(Exercise inputs Opens)

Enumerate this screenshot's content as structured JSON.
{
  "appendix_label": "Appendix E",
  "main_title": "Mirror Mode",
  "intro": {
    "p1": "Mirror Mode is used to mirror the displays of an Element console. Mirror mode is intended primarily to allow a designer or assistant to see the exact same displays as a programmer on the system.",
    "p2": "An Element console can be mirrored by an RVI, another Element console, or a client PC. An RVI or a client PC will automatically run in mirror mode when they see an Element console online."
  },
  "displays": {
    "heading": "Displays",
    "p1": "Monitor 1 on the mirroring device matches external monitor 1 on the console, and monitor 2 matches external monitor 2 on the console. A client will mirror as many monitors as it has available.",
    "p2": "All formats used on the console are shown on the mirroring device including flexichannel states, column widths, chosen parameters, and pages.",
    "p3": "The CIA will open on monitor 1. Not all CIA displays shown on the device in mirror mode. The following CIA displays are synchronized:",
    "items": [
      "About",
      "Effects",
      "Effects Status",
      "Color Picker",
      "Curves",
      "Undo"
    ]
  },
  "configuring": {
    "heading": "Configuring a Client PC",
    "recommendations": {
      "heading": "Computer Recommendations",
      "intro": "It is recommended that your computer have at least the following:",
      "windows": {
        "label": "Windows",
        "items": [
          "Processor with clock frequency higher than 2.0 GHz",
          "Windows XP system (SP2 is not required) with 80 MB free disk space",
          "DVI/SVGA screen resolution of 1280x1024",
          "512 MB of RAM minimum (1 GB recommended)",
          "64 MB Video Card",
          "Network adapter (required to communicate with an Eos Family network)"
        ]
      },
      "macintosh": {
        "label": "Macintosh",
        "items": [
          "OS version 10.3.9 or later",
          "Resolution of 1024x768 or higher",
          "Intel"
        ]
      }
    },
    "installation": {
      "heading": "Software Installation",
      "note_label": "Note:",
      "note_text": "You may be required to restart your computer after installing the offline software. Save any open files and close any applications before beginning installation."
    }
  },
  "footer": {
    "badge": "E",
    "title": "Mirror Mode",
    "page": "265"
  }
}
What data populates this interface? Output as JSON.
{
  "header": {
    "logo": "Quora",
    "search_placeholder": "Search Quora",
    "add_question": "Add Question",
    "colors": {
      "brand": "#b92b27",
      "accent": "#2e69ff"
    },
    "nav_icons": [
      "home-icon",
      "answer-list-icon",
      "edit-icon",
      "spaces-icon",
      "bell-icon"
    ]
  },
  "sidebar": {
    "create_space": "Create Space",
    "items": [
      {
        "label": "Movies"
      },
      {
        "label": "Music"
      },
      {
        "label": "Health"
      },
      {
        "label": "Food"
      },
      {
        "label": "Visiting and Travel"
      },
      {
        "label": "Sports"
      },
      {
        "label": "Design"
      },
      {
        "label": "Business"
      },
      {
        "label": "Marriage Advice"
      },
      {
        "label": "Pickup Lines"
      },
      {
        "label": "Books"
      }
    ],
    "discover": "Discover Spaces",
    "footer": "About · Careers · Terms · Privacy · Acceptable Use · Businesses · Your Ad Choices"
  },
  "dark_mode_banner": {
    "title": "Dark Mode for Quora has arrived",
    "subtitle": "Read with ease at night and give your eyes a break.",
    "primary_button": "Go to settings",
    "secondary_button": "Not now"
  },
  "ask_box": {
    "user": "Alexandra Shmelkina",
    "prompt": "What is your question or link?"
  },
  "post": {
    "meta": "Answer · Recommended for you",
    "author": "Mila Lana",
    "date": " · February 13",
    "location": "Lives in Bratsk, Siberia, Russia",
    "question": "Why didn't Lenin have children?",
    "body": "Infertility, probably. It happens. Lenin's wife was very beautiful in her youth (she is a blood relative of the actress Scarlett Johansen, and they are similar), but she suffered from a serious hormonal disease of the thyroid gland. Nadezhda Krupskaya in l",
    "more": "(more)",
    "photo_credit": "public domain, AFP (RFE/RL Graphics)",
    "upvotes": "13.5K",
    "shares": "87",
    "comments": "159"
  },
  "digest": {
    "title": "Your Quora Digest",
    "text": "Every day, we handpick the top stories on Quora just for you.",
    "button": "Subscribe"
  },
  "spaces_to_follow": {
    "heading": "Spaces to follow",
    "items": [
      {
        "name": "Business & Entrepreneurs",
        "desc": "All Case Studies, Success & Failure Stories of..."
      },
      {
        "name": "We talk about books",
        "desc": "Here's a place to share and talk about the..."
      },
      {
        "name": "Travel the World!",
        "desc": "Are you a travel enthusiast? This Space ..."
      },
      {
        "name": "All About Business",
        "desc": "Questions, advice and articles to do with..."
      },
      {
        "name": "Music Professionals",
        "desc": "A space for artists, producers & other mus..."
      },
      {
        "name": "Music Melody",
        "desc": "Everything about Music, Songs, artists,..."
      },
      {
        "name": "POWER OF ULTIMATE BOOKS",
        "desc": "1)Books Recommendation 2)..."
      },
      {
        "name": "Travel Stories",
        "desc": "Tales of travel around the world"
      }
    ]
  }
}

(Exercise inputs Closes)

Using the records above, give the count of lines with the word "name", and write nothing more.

▸ Written answer: 8